▶ _The problem_:
Print the following entries without any change.

=== Begin Enclosure ===

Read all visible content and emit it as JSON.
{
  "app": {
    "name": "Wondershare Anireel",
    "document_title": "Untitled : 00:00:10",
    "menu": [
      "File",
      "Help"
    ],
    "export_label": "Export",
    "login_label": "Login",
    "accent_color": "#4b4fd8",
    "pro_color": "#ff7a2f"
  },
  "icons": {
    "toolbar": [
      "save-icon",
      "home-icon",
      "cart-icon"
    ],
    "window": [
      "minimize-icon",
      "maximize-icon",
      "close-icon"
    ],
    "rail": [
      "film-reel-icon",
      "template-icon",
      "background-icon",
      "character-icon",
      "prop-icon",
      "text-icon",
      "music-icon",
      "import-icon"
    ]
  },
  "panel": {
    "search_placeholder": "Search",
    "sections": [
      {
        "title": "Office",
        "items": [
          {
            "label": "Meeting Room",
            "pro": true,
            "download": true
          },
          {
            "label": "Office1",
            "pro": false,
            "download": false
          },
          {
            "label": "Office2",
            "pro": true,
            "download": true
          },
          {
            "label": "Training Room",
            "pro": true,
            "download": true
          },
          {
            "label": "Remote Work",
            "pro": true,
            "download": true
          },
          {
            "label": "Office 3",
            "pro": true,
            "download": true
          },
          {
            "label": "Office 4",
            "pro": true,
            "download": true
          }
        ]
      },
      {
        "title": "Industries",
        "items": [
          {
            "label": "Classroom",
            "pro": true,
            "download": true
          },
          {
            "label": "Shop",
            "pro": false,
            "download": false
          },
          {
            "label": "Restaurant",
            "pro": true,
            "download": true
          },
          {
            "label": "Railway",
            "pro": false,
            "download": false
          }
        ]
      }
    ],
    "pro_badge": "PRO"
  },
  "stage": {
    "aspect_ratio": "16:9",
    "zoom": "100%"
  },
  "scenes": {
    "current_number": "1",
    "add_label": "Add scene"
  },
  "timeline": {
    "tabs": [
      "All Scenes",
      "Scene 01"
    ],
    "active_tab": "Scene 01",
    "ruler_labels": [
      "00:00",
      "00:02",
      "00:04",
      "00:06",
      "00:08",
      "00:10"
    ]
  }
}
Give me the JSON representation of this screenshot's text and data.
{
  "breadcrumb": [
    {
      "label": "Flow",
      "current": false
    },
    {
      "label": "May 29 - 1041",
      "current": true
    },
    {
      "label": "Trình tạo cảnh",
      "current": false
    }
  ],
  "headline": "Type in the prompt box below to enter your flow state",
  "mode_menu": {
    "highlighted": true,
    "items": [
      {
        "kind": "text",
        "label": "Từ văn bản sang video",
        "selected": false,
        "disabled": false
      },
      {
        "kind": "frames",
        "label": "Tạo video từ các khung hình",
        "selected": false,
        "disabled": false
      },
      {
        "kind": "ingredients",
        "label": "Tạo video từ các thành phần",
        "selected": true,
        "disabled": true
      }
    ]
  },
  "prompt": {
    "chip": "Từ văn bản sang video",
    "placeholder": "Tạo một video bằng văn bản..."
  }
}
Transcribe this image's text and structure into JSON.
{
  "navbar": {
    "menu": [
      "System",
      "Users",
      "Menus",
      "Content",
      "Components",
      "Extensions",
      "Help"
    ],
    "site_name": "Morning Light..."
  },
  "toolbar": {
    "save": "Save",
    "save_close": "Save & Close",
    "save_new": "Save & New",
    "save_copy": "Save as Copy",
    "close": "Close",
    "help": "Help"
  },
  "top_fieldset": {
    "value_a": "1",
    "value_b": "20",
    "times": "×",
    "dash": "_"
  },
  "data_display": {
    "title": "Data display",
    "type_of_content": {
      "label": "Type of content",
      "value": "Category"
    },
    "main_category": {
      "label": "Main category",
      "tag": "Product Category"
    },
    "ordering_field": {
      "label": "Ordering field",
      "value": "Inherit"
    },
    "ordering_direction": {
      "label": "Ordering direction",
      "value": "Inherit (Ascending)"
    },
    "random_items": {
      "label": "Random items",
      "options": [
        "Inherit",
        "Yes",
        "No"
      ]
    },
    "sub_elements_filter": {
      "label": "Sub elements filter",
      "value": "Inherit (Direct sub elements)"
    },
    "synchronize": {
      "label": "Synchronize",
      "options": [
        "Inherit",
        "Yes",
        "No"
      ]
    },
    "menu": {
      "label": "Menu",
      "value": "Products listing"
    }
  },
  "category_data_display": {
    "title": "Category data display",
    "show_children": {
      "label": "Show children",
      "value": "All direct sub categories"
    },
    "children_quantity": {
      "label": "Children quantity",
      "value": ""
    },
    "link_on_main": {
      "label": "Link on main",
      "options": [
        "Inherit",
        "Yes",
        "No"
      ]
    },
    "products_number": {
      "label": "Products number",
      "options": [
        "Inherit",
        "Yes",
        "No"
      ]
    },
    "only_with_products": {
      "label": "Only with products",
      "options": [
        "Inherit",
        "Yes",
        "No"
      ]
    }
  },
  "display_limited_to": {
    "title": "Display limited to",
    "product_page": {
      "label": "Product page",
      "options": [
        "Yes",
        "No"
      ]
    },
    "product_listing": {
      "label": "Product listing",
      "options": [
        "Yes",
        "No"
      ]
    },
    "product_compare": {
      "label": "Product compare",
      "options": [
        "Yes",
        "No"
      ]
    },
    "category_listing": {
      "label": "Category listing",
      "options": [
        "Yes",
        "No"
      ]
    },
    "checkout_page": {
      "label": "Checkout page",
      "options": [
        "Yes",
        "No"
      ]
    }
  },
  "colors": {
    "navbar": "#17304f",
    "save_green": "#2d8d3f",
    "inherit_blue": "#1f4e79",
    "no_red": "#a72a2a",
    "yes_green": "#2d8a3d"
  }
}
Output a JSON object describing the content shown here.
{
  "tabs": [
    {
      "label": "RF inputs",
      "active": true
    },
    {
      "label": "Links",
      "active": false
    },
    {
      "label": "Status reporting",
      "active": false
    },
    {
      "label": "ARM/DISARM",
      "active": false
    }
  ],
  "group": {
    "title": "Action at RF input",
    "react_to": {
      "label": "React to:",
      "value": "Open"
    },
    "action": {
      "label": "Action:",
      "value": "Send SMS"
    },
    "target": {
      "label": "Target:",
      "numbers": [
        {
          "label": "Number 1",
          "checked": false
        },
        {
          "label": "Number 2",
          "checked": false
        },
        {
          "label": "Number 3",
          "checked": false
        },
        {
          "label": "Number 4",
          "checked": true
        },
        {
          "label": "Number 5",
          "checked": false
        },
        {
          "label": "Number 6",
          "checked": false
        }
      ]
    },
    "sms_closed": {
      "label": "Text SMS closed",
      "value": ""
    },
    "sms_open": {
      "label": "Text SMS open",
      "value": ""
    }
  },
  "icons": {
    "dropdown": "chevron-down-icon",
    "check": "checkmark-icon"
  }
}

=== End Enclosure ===

▶ _Answer to this exercise_:
Read all visible content and emit it as JSON.
{
  "app": {
    "name": "Wondershare Anireel",
    "document_title": "Untitled : 00:00:10",
    "menu": [
      "File",
      "Help"
    ],
    "export_label": "Export",
    "login_label": "Login",
    "accent_color": "#4b4fd8",
    "pro_color": "#ff7a2f"
  },
  "icons": {
    "toolbar": [
      "save-icon",
      "home-icon",
      "cart-icon"
    ],
    "window": [
      "minimize-icon",
      "maximize-icon",
      "close-icon"
    ],
    "rail": [
      "film-reel-icon",
      "template-icon",
      "background-icon",
      "character-icon",
      "prop-icon",
      "text-icon",
      "music-icon",
      "import-icon"
    ]
  },
  "panel": {
    "search_placeholder": "Search",
    "sections": [
      {
        "title": "Office",
        "items": [
          {
            "label": "Meeting Room",
            "pro": true,
            "download": true
          },
          {
            "label": "Office1",
            "pro": false,
            "download": false
          },
          {
            "label": "Office2",
            "pro": true,
            "download": true
          },
          {
            "label": "Training Room",
            "pro": true,
            "download": true
          },
          {
            "label": "Remote Work",
            "pro": true,
            "download": true
          },
          {
            "label": "Office 3",
            "pro": true,
            "download": true
          },
          {
            "label": "Office 4",
            "pro": true,
            "download": true
          }
        ]
      },
      {
        "title": "Industries",
        "items": [
          {
            "label": "Classroom",
            "pro": true,
            "download": true
          },
          {
            "label": "Shop",
            "pro": false,
            "download": false
          },
          {
            "label": "Restaurant",
            "pro": true,
            "download": true
          },
          {
            "label": "Railway",
            "pro": false,
            "download": false
          }
        ]
      }
    ],
    "pro_badge": "PRO"
  },
  "stage": {
    "aspect_ratio": "16:9",
    "zoom": "100%"
  },
  "scenes": {
    "current_number": "1",
    "add_label": "Add scene"
  },
  "timeline": {
    "tabs": [
      "All Scenes",
      "Scene 01"
    ],
    "active_tab": "Scene 01",
    "ruler_labels": [
      "00:00",
      "00:02",
      "00:04",
      "00:06",
      "00:08",
      "00:10"
    ]
  }
}
Give me the JSON representation of this screenshot's text and data.
{
  "breadcrumb": [
    {
      "label": "Flow",
      "current": false
    },
    {
      "label": "May 29 - 1041",
      "current": true
    },
    {
      "label": "Trình tạo cảnh",
      "current": false
    }
  ],
  "headline": "Type in the prompt box below to enter your flow state",
  "mode_menu": {
    "highlighted": true,
    "items": [
      {
        "kind": "text",
        "label": "Từ văn bản sang video",
        "selected": false,
        "disabled": false
      },
      {
        "kind": "frames",
        "label": "Tạo video từ các khung hình",
        "selected": false,
        "disabled": false
      },
      {
        "kind": "ingredients",
        "label": "Tạo video từ các thành phần",
        "selected": true,
        "disabled": true
      }
    ]
  },
  "prompt": {
    "chip": "Từ văn bản sang video",
    "placeholder": "Tạo một video bằng văn bản..."
  }
}
Transcribe this image's text and structure into JSON.
{
  "navbar": {
    "menu": [
      "System",
      "Users",
      "Menus",
      "Content",
      "Components",
      "Extensions",
      "Help"
    ],
    "site_name": "Morning Light..."
  },
  "toolbar": {
    "save": "Save",
    "save_close": "Save & Close",
    "save_new": "Save & New",
    "save_copy": "Save as Copy",
    "close": "Close",
    "help": "Help"
  },
  "top_fieldset": {
    "value_a": "1",
    "value_b": "20",
    "times": "×",
    "dash": "_"
  },
  "data_display": {
    "title": "Data display",
    "type_of_content": {
      "label": "Type of content",
      "value": "Category"
    },
    "main_category": {
      "label": "Main category",
      "tag": "Product Category"
    },
    "ordering_field": {
      "label": "Ordering field",
      "value": "Inherit"
    },
    "ordering_direction": {
      "label": "Ordering direction",
      "value": "Inherit (Ascending)"
    },
    "random_items": {
      "label": "Random items",
      "options": [
        "Inherit",
        "Yes",
        "No"
      ]
    },
    "sub_elements_filter": {
      "label": "Sub elements filter",
      "value": "Inherit (Direct sub elements)"
    },
    "synchronize": {
      "label": "Synchronize",
      "options": [
        "Inherit",
        "Yes",
        "No"
      ]
    },
    "menu": {
      "label": "Menu",
      "value": "Products listing"
    }
  },
  "category_data_display": {
    "title": "Category data display",
    "show_children": {
      "label": "Show children",
      "value": "All direct sub categories"
    },
    "children_quantity": {
      "label": "Children quantity",
      "value": ""
    },
    "link_on_main": {
      "label": "Link on main",
      "options": [
        "Inherit",
        "Yes",
        "No"
      ]
    },
    "products_number": {
      "label": "Products number",
      "options": [
        "Inherit",
        "Yes",
        "No"
      ]
    },
    "only_with_products": {
      "label": "Only with products",
      "options": [
        "Inherit",
        "Yes",
        "No"
      ]
    }
  },
  "display_limited_to": {
    "title": "Display limited to",
    "product_page": {
      "label": "Product page",
      "options": [
        "Yes",
        "No"
      ]
    },
    "product_listing": {
      "label": "Product listing",
      "options": [
        "Yes",
        "No"
      ]
    },
    "product_compare": {
      "label": "Product compare",
      "options": [
        "Yes",
        "No"
      ]
    },
    "category_listing": {
      "label": "Category listing",
      "options": [
        "Yes",
        "No"
      ]
    },
    "checkout_page": {
      "label": "Checkout page",
      "options": [
        "Yes",
        "No"
      ]
    }
  },
  "colors": {
    "navbar": "#17304f",
    "save_green": "#2d8d3f",
    "inherit_blue": "#1f4e79",
    "no_red": "#a72a2a",
    "yes_green": "#2d8a3d"
  }
}
Output a JSON object describing the content shown here.
{
  "tabs": [
    {
      "label": "RF inputs",
      "active": true
    },
    {
      "label": "Links",
      "active": false
    },
    {
      "label": "Status reporting",
      "active": false
    },
    {
      "label": "ARM/DISARM",
      "active": false
    }
  ],
  "group": {
    "title": "Action at RF input",
    "react_to": {
      "label": "React to:",
      "value": "Open"
    },
    "action": {
      "label": "Action:",
      "value": "Send SMS"
    },
    "target": {
      "label": "Target:",
      "numbers": [
        {
          "label": "Number 1",
          "checked": false
        },
        {
          "label": "Number 2",
          "checked": false
        },
        {
          "label": "Number 3",
          "checked": false
        },
        {
          "label": "Number 4",
          "checked": true
        },
        {
          "label": "Number 5",
          "checked": false
        },
        {
          "label": "Number 6",
          "checked": false
        }
      ]
    },
    "sms_closed": {
      "label": "Text SMS closed",
      "value": ""
    },
    "sms_open": {
      "label": "Text SMS open",
      "value": ""
    }
  },
  "icons": {
    "dropdown": "chevron-down-icon",
    "check": "checkmark-icon"
  }
}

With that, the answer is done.